An Unfortunate Grackle

Feeding the Blue Jays a little while ago, a peculiar-looking dark bird caught my eye hanging around at the bottom of a cabbage palm. Something about it didn't seem right, and my immediate impression was that the base of the mandible might have been flared, like an Ani's. A Smooth-billed Ani right at my doorstep? Stranger things have been known to happen, I suppose.

But no such luck, for either myself or for the bird. What I had here was a juvenile Common Grackle with a grotesque bill deformity. Tumor-like nodules covered most of both the upper and lower mandibles. Possibly, they grew out of the forehead, too - some of the head feathers looked disheveled.

It was hanging around an adult Common Grackle, which occasionally fed him, so he's still being cared for despite his obvious disadvantages.

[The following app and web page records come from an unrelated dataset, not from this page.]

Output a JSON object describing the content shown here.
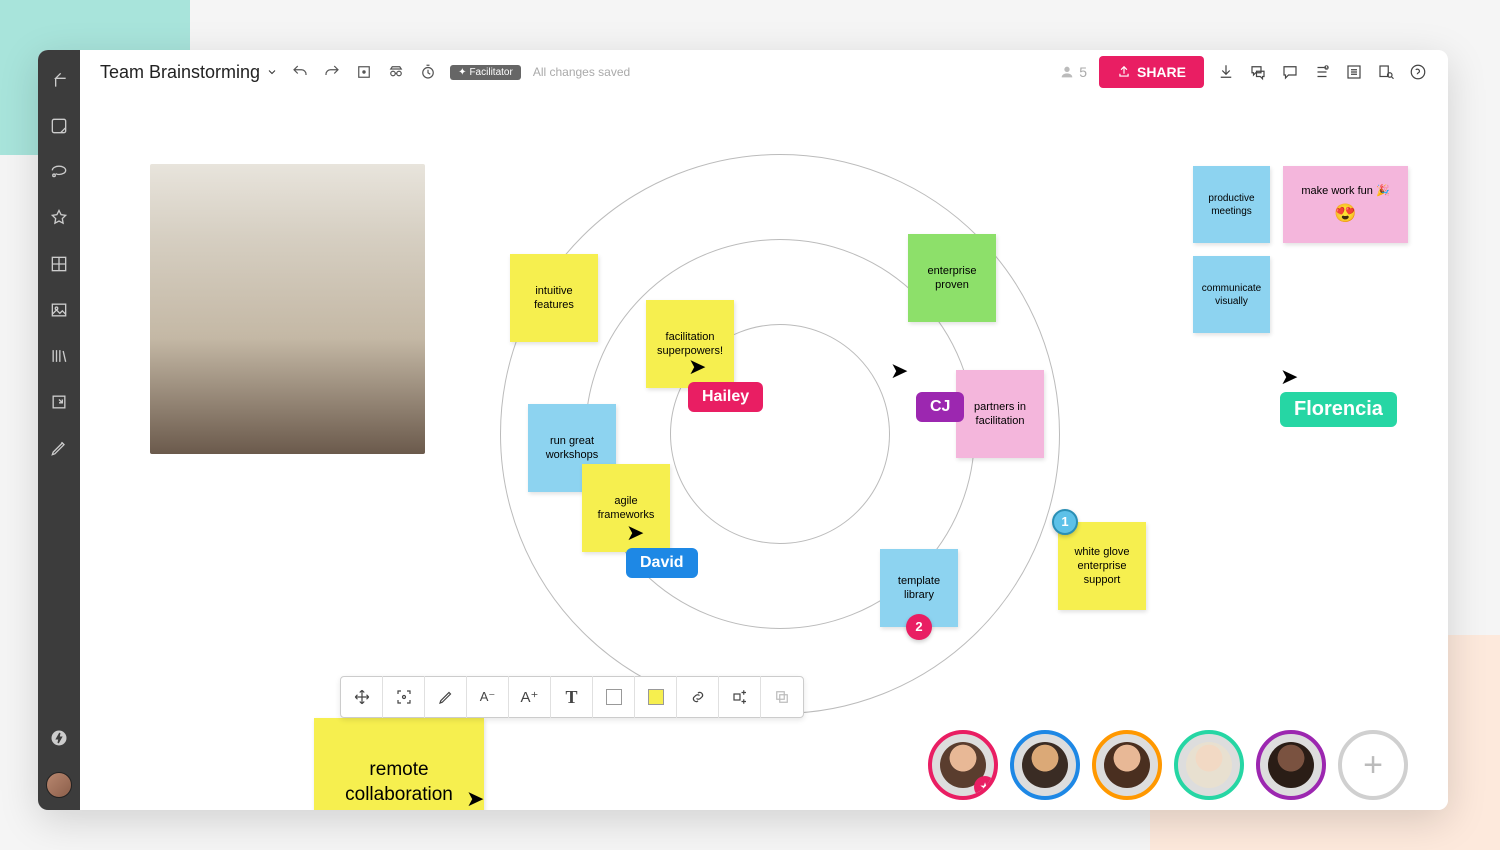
{
  "board": {
    "title": "Team Brainstorming",
    "facilitator_badge": "Facilitator",
    "saved_text": "All changes saved",
    "participant_count": "5",
    "share_label": "SHARE"
  },
  "stickies": {
    "intuitive": "intuitive features",
    "facilitation": "facilitation superpowers!",
    "workshops": "run great workshops",
    "agile": "agile frameworks",
    "enterprise": "enterprise proven",
    "partners": "partners in facilitation",
    "template": "template library",
    "whiteglove": "white glove enterprise support",
    "remote": "remote collaboration",
    "productive": "productive meetings",
    "makework": "make work fun 🎉",
    "communicate": "communicate visually"
  },
  "cursors": {
    "hailey": "Hailey",
    "cj": "CJ",
    "david": "David",
    "florencia": "Florencia"
  },
  "badges": {
    "one": "1",
    "two": "2"
  },
  "emoji": {
    "hearteyes": "😍"
  },
  "colors": {
    "hailey": "#e91e63",
    "cj": "#9c27b0",
    "david": "#1e88e5",
    "florencia": "#26d6a4"
  },
  "avatars": [
    {
      "ring": "#e91e63"
    },
    {
      "ring": "#1e88e5"
    },
    {
      "ring": "#ff9800"
    },
    {
      "ring": "#26d6a4"
    },
    {
      "ring": "#9c27b0"
    }
  ]
}
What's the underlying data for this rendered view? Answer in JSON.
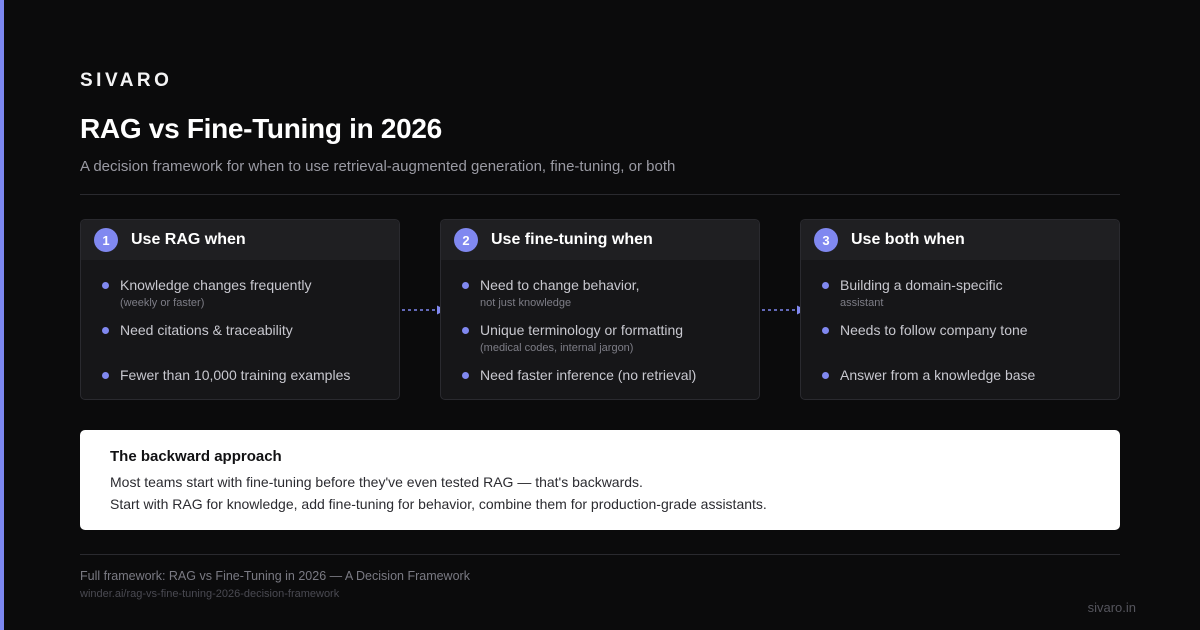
{
  "brand": "SIVARO",
  "title": "RAG vs Fine-Tuning in 2026",
  "subtitle": "A decision framework for when to use retrieval-augmented generation, fine-tuning, or both",
  "accent_color": "#8088f0",
  "cards": [
    {
      "number": "1",
      "title": "Use RAG when",
      "items": [
        {
          "text": "Knowledge changes frequently",
          "sub": "(weekly or faster)"
        },
        {
          "text": "Need citations & traceability",
          "sub": ""
        },
        {
          "text": "Fewer than 10,000 training examples",
          "sub": ""
        }
      ]
    },
    {
      "number": "2",
      "title": "Use fine-tuning when",
      "items": [
        {
          "text": "Need to change behavior,",
          "sub": "not just knowledge"
        },
        {
          "text": "Unique terminology or formatting",
          "sub": "(medical codes, internal jargon)"
        },
        {
          "text": "Need faster inference (no retrieval)",
          "sub": ""
        }
      ]
    },
    {
      "number": "3",
      "title": "Use both when",
      "items": [
        {
          "text": "Building a domain-specific",
          "sub": "assistant"
        },
        {
          "text": "Needs to follow company tone",
          "sub": ""
        },
        {
          "text": "Answer from a knowledge base",
          "sub": ""
        }
      ]
    }
  ],
  "callout": {
    "title": "The backward approach",
    "line1": "Most teams start with fine-tuning before they've even tested RAG — that's backwards.",
    "line2": "Start with RAG for knowledge, add fine-tuning for behavior, combine them for production-grade assistants."
  },
  "footer": {
    "main": "Full framework: RAG vs Fine-Tuning in 2026 — A Decision Framework",
    "url": "winder.ai/rag-vs-fine-tuning-2026-decision-framework",
    "domain": "sivaro.in"
  }
}
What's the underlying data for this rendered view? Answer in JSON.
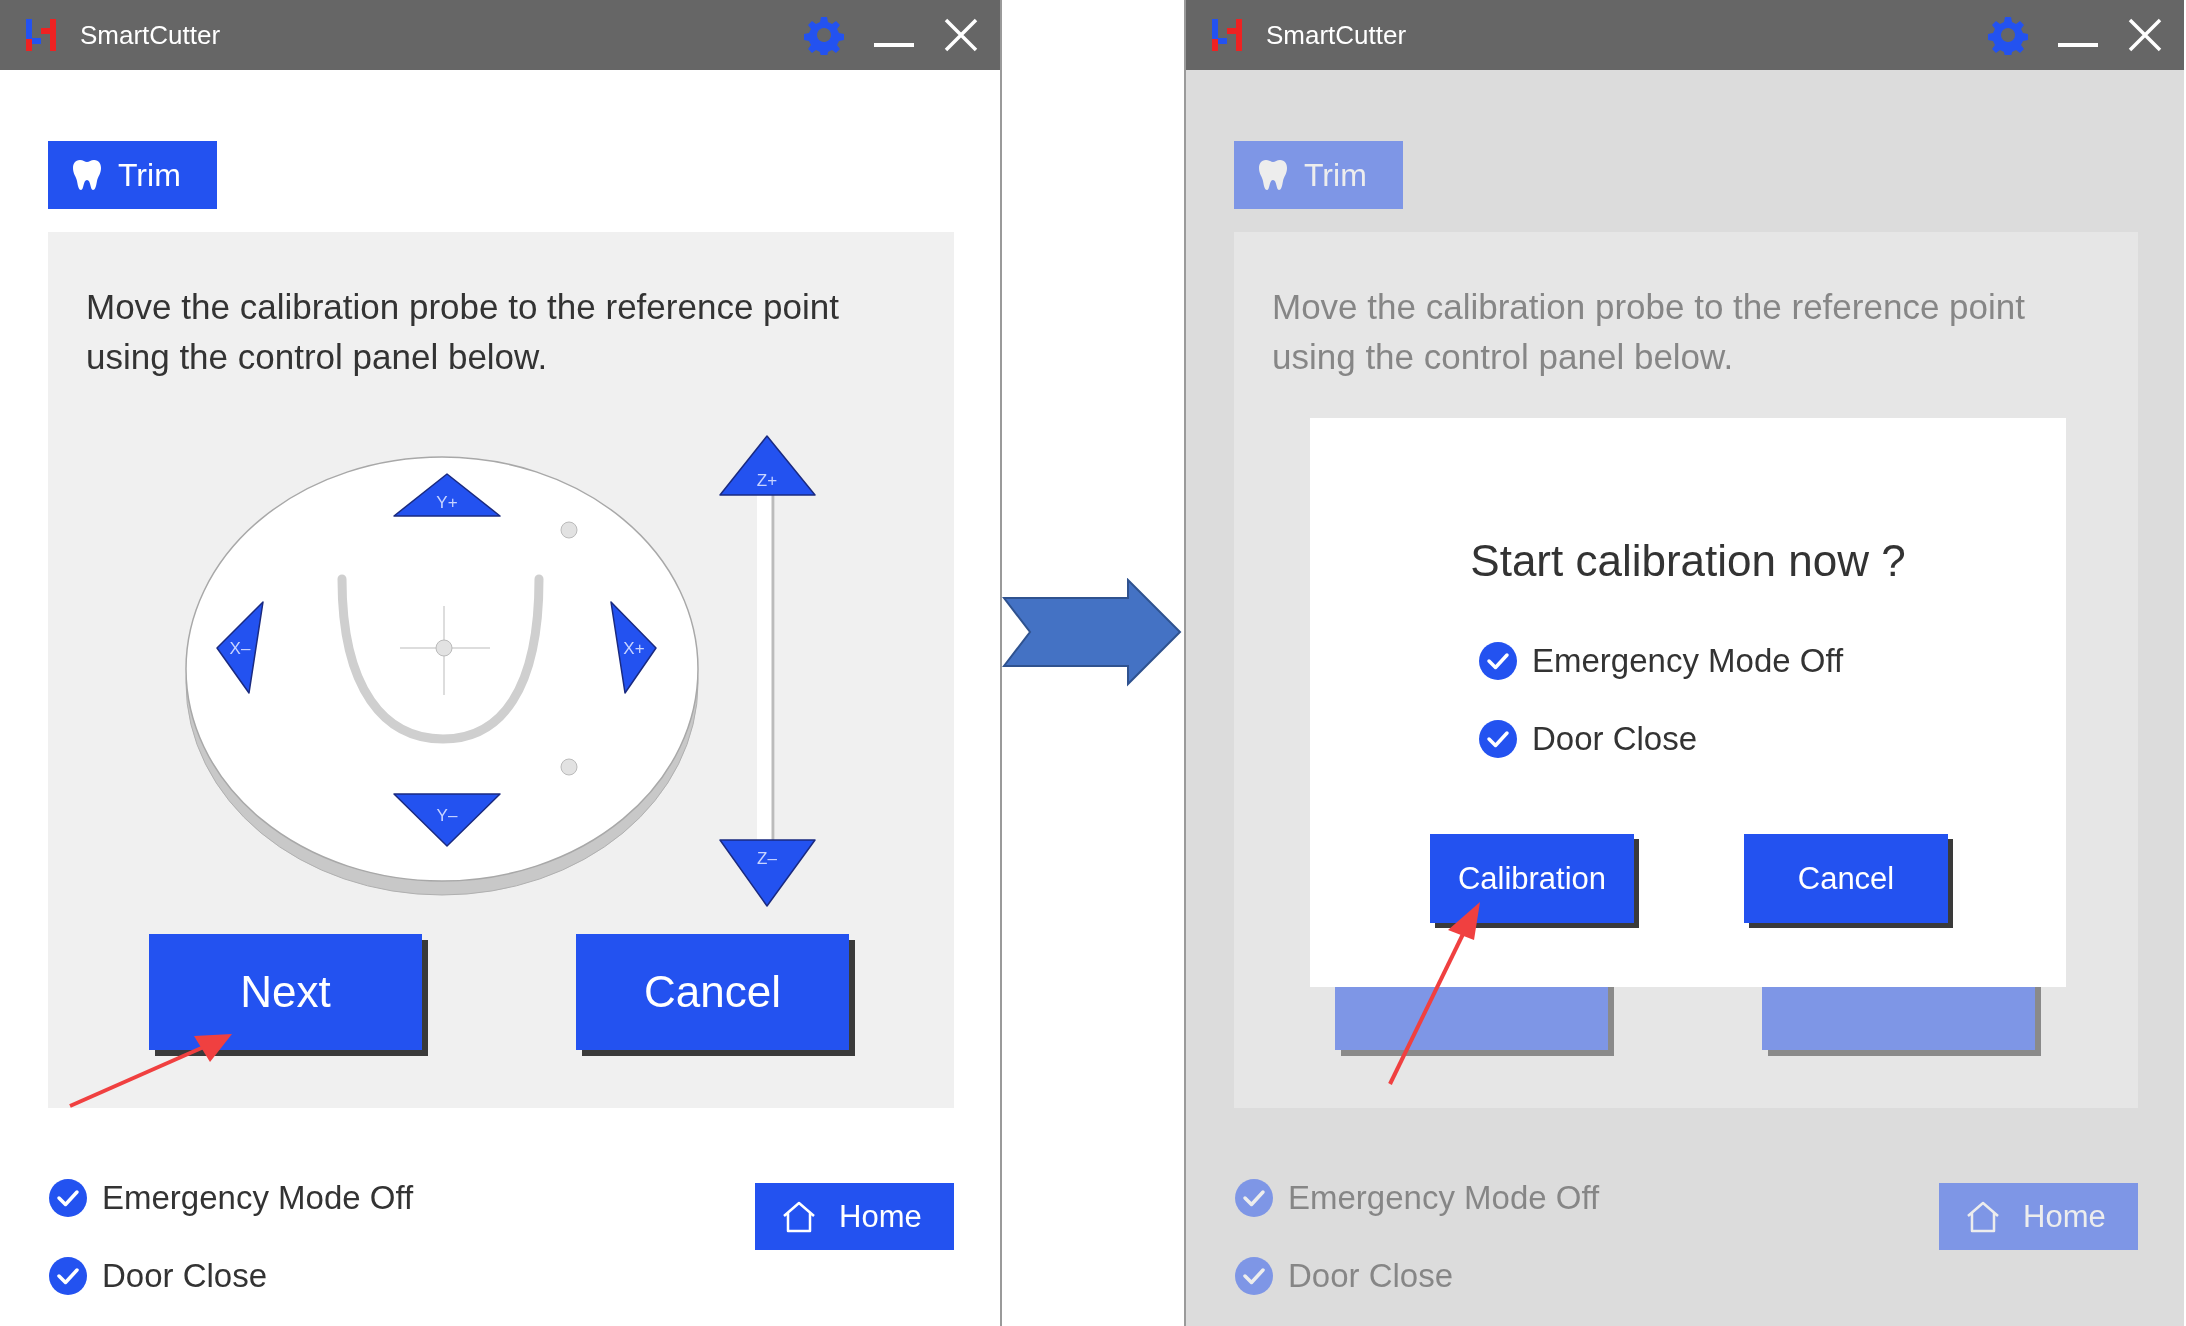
{
  "windows": [
    {
      "title": "SmartCutter",
      "dimmed": false,
      "tab": {
        "label": "Trim"
      },
      "instruction": "Move the calibration probe to the reference point using the control panel below.",
      "pad": {
        "y_plus": "Y+",
        "x_minus": "X–",
        "x_plus": "X+",
        "y_minus": "Y–",
        "z_plus": "Z+",
        "z_minus": "Z–"
      },
      "buttons": [
        {
          "label": "Next"
        },
        {
          "label": "Cancel"
        }
      ],
      "status": [
        {
          "label": "Emergency Mode Off",
          "checked": true
        },
        {
          "label": "Door Close",
          "checked": true
        }
      ],
      "home": {
        "label": "Home"
      }
    },
    {
      "title": "SmartCutter",
      "dimmed": true,
      "tab": {
        "label": "Trim"
      },
      "instruction": "Move the calibration probe to the reference point using the control panel below.",
      "blank_buttons": true,
      "status": [
        {
          "label": "Emergency Mode Off",
          "checked": true
        },
        {
          "label": "Door Close",
          "checked": true
        }
      ],
      "home": {
        "label": "Home"
      },
      "dialog": {
        "title": "Start calibration now ?",
        "checks": [
          {
            "label": "Emergency Mode Off",
            "checked": true
          },
          {
            "label": "Door Close",
            "checked": true
          }
        ],
        "buttons": [
          {
            "label": "Calibration"
          },
          {
            "label": "Cancel"
          }
        ]
      }
    }
  ]
}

Whether anyone besides a mother could love that face, I'd be interested to know. 

Poor little guy. If anyone has any information about what condition this is, or what causes it, please let us know in the comments.


  1. Wow, thats gnarly. That looks exactly like avian pox, which I saw a lot of on albatross on Midway. Its a mosquito-borne thing. At least with the albatross, it only affects young birds and may eventually just go away if the birds live that long. But it could be something else.

  2. Thanks for the info, Steve. Just looked up avian pox and may very well have nightmares now. Gruesome stuff - that can't be pleasant to live with. Hopefully it heals on its own, like you said.

  3. Aww, poor little guy! Thanks for the post--hadn't seen anything like that before.

  4. i have a nestling eastern phoebe that has a 'missing' corner of it mouth while the other side is perfectly normal. it has difficulty eating and thats why i havent returned it to the nest it fell out of. it is now appearing that this may be some sort of tumor, nodule,growth that extends along one side of the mouth/beak along it length. it also appears to have trouble swallowing. this is in the southeast US. thanks for the info on avian pox. this growth looks fleshy but the little one is so small. will try for a vet to identify and would like to report it to some group or agency that keeps tabs on these things. any suggestions on who to contact if ti turns out to be a tumor or deformity? (as opposed to a disease)

    1. Hi Deborah. That's very interesting about the phoebe. I'm afraid I don't know about avian pox at all, other than seeing it on this grackle a couple of years ago. If you find out anything more, I'd be interested to know how you handle it, and what the bird's prognosis is. Thanks for writing!